ukraine battalion

Servicemen from Ukrainian volunteer battalions in the village of Shyrokyne in the Donetsk region, pictured in June 2015.
Three volunteer battalions that for years fought for Kyiv against Russia-backed separatists in eastern Ukraine have handed over their weapons to law enforcement.

The Sheikh Mansur battalion, the battalion of the Organization of Ukrainian Nationalists (OUN), and the 8th battalion of the Ukrainian Volunteer Army voluntarily surrendered their arms to the National Police in the Donetsk region on September 11, according to a police statement.

Photographs published by the National Police showed artillery shells, rocket-propelled grenades, boxes of bullets, and crates of explosives that were turned in.

National Police First Deputy Chairman Vyacheslav Abroskin oversaw the transfer along with members of the military and the country's security services.

The battalions were among the last units comprised purely of volunteer soldiers fighting in the 5-year war that has killed more than 13,000 people. Most of Ukraine's volunteer battalions were incorporated into military and police structures in 2014 and 2015.

The Ukrainian military, neglected for years following the collapse of the Soviet Union, was caught flat-footed when Russia sent soldiers to Ukraine's Crimean Peninsula and backed separatists fighting Kyiv in eastern Ukraine in the spring of 2014. Kyiv relied heavily on volunteer fighters funded by powerful businessmen to slow the advance of the separatists.


Comment: Translation: they were caught flat-footed by what should have been an easily predictable uprising by Ukrainian citizens in the east against the illegal, anti-Russian coup on the Maidan in 2014. Kiev had to rely primarily on extremist, neo-nazi mercenaries to fight a war of aggression against its own people.


As the Ukrainian military expanded its ranks, its forces fought alongside the volunteers. Many of the volunteers eventually enlisted in the military.

The Sheikh Mansur battalion, named after the Chechen military leader who led forces against Catherine the Great in the late 18th century, was comprised of Chechen fighters who opposed Moscow. Many of its members fought in one or both of Chechnya's wars with Russia.
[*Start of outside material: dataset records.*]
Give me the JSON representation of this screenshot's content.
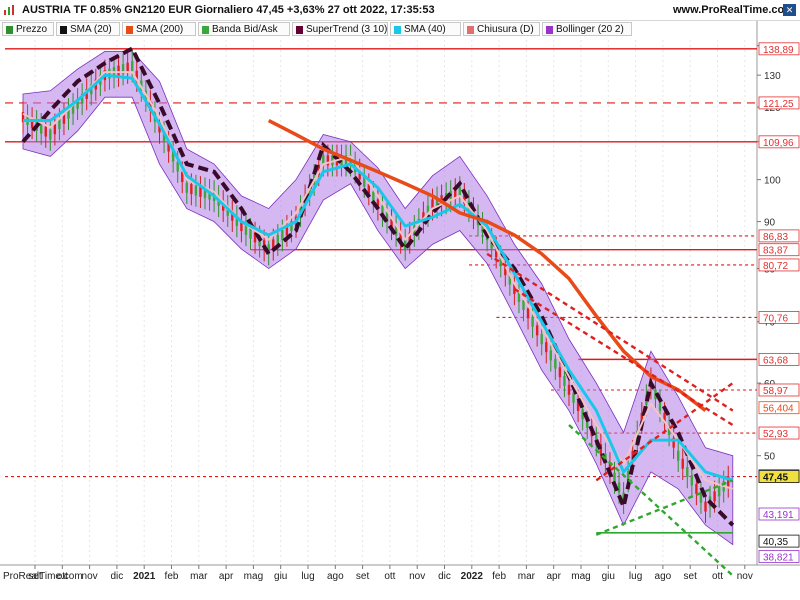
{
  "header": {
    "title": "AUSTRIA TF 0.85% GN2120 EUR Giornaliero 47,45 +3,63% 27 ott 2022, 17:35:53",
    "site": "www.ProRealTime.com",
    "close_icon": "close-x"
  },
  "legend": [
    {
      "label": "Prezzo",
      "color": "#2f8f2f"
    },
    {
      "label": "SMA (20)",
      "color": "#111111"
    },
    {
      "label": "SMA (200)",
      "color": "#e84a18"
    },
    {
      "label": "Banda Bid/Ask",
      "color": "#3aa83a"
    },
    {
      "label": "SuperTrend (3 10)",
      "color": "#660033"
    },
    {
      "label": "SMA (40)",
      "color": "#19c8e8"
    },
    {
      "label": "Chiusura (D)",
      "color": "#e07070"
    },
    {
      "label": "Bollinger (20 2)",
      "color": "#9933cc"
    }
  ],
  "watermark": "ProRealTime.com",
  "chart_data": {
    "type": "candlestick",
    "y_scale": "log",
    "y_ticks": [
      "140",
      "130",
      "120",
      "110",
      "100",
      "90",
      "80",
      "70",
      "60",
      "50"
    ],
    "x_ticks": [
      "set",
      "ott",
      "nov",
      "dic",
      "2021",
      "feb",
      "mar",
      "apr",
      "mag",
      "giu",
      "lug",
      "ago",
      "set",
      "ott",
      "nov",
      "dic",
      "2022",
      "feb",
      "mar",
      "apr",
      "mag",
      "giu",
      "lug",
      "ago",
      "set",
      "ott",
      "nov"
    ],
    "x_range": [
      "2020-09",
      "2022-11"
    ],
    "y_range": [
      38,
      142
    ],
    "last_price": 47.45,
    "price_labels": [
      {
        "text": "138,89",
        "value": 138.89,
        "color": "#e03030",
        "bg": "#ffffff"
      },
      {
        "text": "121,25",
        "value": 121.25,
        "color": "#e03030",
        "bg": "#ffffff"
      },
      {
        "text": "109,96",
        "value": 109.96,
        "color": "#e03030",
        "bg": "#ffffff"
      },
      {
        "text": "86,83",
        "value": 86.83,
        "color": "#e03030",
        "bg": "#ffffff"
      },
      {
        "text": "83,87",
        "value": 83.87,
        "color": "#e03030",
        "bg": "#ffffff"
      },
      {
        "text": "80,72",
        "value": 80.72,
        "color": "#e03030",
        "bg": "#ffffff"
      },
      {
        "text": "70,76",
        "value": 70.76,
        "color": "#e03030",
        "bg": "#ffffff"
      },
      {
        "text": "63,68",
        "value": 63.68,
        "color": "#e03030",
        "bg": "#ffffff"
      },
      {
        "text": "58,97",
        "value": 58.97,
        "color": "#e03030",
        "bg": "#ffffff"
      },
      {
        "text": "56,404",
        "value": 56.404,
        "color": "#e84a18",
        "bg": "#ffffff"
      },
      {
        "text": "52,93",
        "value": 52.93,
        "color": "#e03030",
        "bg": "#ffffff"
      },
      {
        "text": "47,561",
        "value": 47.561,
        "color": "#9933cc",
        "bg": "#ffffff"
      },
      {
        "text": "47,45",
        "value": 47.45,
        "color": "#111111",
        "bg": "#f0e040"
      },
      {
        "text": "43,191",
        "value": 43.191,
        "color": "#9933cc",
        "bg": "#ffffff"
      },
      {
        "text": "40,35",
        "value": 40.35,
        "color": "#111111",
        "bg": "#ffffff"
      },
      {
        "text": "38,821",
        "value": 38.821,
        "color": "#9933cc",
        "bg": "#ffffff"
      }
    ],
    "support_resistance_lines": [
      {
        "value": 138.89,
        "style": "solid",
        "start": "2020-09"
      },
      {
        "value": 121.25,
        "style": "dashed",
        "start": "2020-09"
      },
      {
        "value": 109.96,
        "style": "solid",
        "start": "2020-09"
      },
      {
        "value": 86.83,
        "style": "dashed",
        "start": "2022-02"
      },
      {
        "value": 83.87,
        "style": "solid",
        "start": "2021-06"
      },
      {
        "value": 80.72,
        "style": "dashed",
        "start": "2022-02"
      },
      {
        "value": 70.76,
        "style": "dashed",
        "start": "2022-03"
      },
      {
        "value": 63.68,
        "style": "solid",
        "start": "2022-06"
      },
      {
        "value": 58.97,
        "style": "dashed",
        "start": "2022-05"
      },
      {
        "value": 52.93,
        "style": "dashed",
        "start": "2022-06"
      },
      {
        "value": 47.45,
        "style": "dashed",
        "start": "2020-09"
      }
    ],
    "series": [
      {
        "name": "SMA (20)",
        "x": [
          "2020-09",
          "2020-10",
          "2020-11",
          "2020-12",
          "2021-01",
          "2021-02",
          "2021-03",
          "2021-04",
          "2021-05",
          "2021-06",
          "2021-07",
          "2021-08",
          "2021-09",
          "2021-10",
          "2021-11",
          "2021-12",
          "2022-01",
          "2022-02",
          "2022-03",
          "2022-04",
          "2022-05",
          "2022-06",
          "2022-07",
          "2022-08",
          "2022-09",
          "2022-10",
          "2022-11"
        ],
        "values": [
          118,
          114,
          122,
          131,
          131,
          117,
          100,
          97,
          90,
          86,
          92,
          104,
          106,
          96,
          86,
          93,
          96,
          88,
          77,
          69,
          61,
          54,
          49,
          57,
          52,
          47,
          46
        ]
      },
      {
        "name": "SMA (40)",
        "x": [
          "2020-09",
          "2020-10",
          "2020-11",
          "2020-12",
          "2021-01",
          "2021-02",
          "2021-03",
          "2021-04",
          "2021-05",
          "2021-06",
          "2021-07",
          "2021-08",
          "2021-09",
          "2021-10",
          "2021-11",
          "2021-12",
          "2022-01",
          "2022-02",
          "2022-03",
          "2022-04",
          "2022-05",
          "2022-06",
          "2022-07",
          "2022-08",
          "2022-09",
          "2022-10",
          "2022-11"
        ],
        "values": [
          116,
          116,
          122,
          130,
          129,
          115,
          101,
          96,
          90,
          87,
          90,
          102,
          104,
          98,
          89,
          91,
          94,
          89,
          79,
          70,
          62,
          56,
          48,
          52,
          52,
          48,
          47
        ]
      },
      {
        "name": "SMA (200)",
        "x": [
          "2021-06",
          "2021-07",
          "2021-08",
          "2021-09",
          "2021-10",
          "2021-11",
          "2021-12",
          "2022-01",
          "2022-02",
          "2022-03",
          "2022-04",
          "2022-05",
          "2022-06",
          "2022-07",
          "2022-08",
          "2022-09",
          "2022-10"
        ],
        "values": [
          116,
          112,
          108,
          105,
          102,
          99,
          96,
          92,
          90,
          87,
          83,
          78,
          71,
          65,
          61,
          59,
          56
        ]
      },
      {
        "name": "SuperTrend (3 10)",
        "x": [
          "2020-09",
          "2020-10",
          "2020-11",
          "2020-12",
          "2021-01",
          "2021-02",
          "2021-03",
          "2021-04",
          "2021-05",
          "2021-06",
          "2021-07",
          "2021-08",
          "2021-09",
          "2021-10",
          "2021-11",
          "2021-12",
          "2022-01",
          "2022-02",
          "2022-03",
          "2022-04",
          "2022-05",
          "2022-06",
          "2022-07",
          "2022-08",
          "2022-09",
          "2022-10",
          "2022-11"
        ],
        "values": [
          110,
          119,
          128,
          134,
          139,
          121,
          104,
          102,
          93,
          83,
          88,
          109,
          102,
          93,
          84,
          92,
          99,
          87,
          80,
          71,
          61,
          52,
          44,
          60,
          53,
          45,
          42
        ]
      },
      {
        "name": "Bollinger (20 2)",
        "x": [
          "2020-09",
          "2020-10",
          "2020-11",
          "2020-12",
          "2021-01",
          "2021-02",
          "2021-03",
          "2021-04",
          "2021-05",
          "2021-06",
          "2021-07",
          "2021-08",
          "2021-09",
          "2021-10",
          "2021-11",
          "2021-12",
          "2022-01",
          "2022-02",
          "2022-03",
          "2022-04",
          "2022-05",
          "2022-06",
          "2022-07",
          "2022-08",
          "2022-09",
          "2022-10",
          "2022-11"
        ],
        "upper": [
          124,
          125,
          132,
          138,
          138,
          128,
          108,
          104,
          96,
          93,
          100,
          112,
          110,
          103,
          93,
          101,
          106,
          96,
          85,
          77,
          67,
          60,
          53,
          65,
          58,
          51,
          50
        ],
        "lower": [
          108,
          106,
          113,
          123,
          123,
          104,
          93,
          90,
          84,
          80,
          84,
          95,
          99,
          88,
          80,
          85,
          88,
          81,
          71,
          62,
          56,
          49,
          42,
          48,
          46,
          42,
          40
        ]
      },
      {
        "name": "Prezzo",
        "x": [
          "2020-09",
          "2020-10",
          "2020-11",
          "2020-12",
          "2021-01",
          "2021-02",
          "2021-03",
          "2021-04",
          "2021-05",
          "2021-06",
          "2021-07",
          "2021-08",
          "2021-09",
          "2021-10",
          "2021-11",
          "2021-12",
          "2022-01",
          "2022-02",
          "2022-03",
          "2022-04",
          "2022-05",
          "2022-06",
          "2022-07",
          "2022-08",
          "2022-09",
          "2022-10",
          "2022-11"
        ],
        "values": [
          117,
          112,
          121,
          130,
          133,
          114,
          98,
          96,
          89,
          84,
          90,
          105,
          105,
          94,
          85,
          94,
          97,
          87,
          76,
          67,
          59,
          52,
          45,
          60,
          50,
          44,
          47.45
        ]
      }
    ],
    "trendlines": [
      {
        "color": "#e02020",
        "style": "dashed",
        "from": [
          "2022-03",
          76
        ],
        "to": [
          "2022-11",
          54
        ]
      },
      {
        "color": "#e02020",
        "style": "dashed",
        "from": [
          "2022-02",
          83
        ],
        "to": [
          "2022-11",
          56
        ]
      },
      {
        "color": "#e02020",
        "style": "dashed",
        "from": [
          "2022-06",
          47
        ],
        "to": [
          "2022-11",
          60
        ]
      },
      {
        "color": "#2ea82e",
        "style": "dashed",
        "from": [
          "2022-05",
          54
        ],
        "to": [
          "2022-11",
          37
        ]
      },
      {
        "color": "#2ea82e",
        "style": "dashed",
        "from": [
          "2022-06",
          41
        ],
        "to": [
          "2022-11",
          47
        ]
      },
      {
        "color": "#2ea82e",
        "style": "solid",
        "from": [
          "2022-06",
          41.2
        ],
        "to": [
          "2022-11",
          41.2
        ]
      }
    ]
  }
}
Comment: Ukraine had its very own jihadi battalion.


Right-wing nationalists filled out the ranks of the OUN battalion and the 8th battalion of the Ukrainian Volunteer Army.


Comment: And Nazis to boot.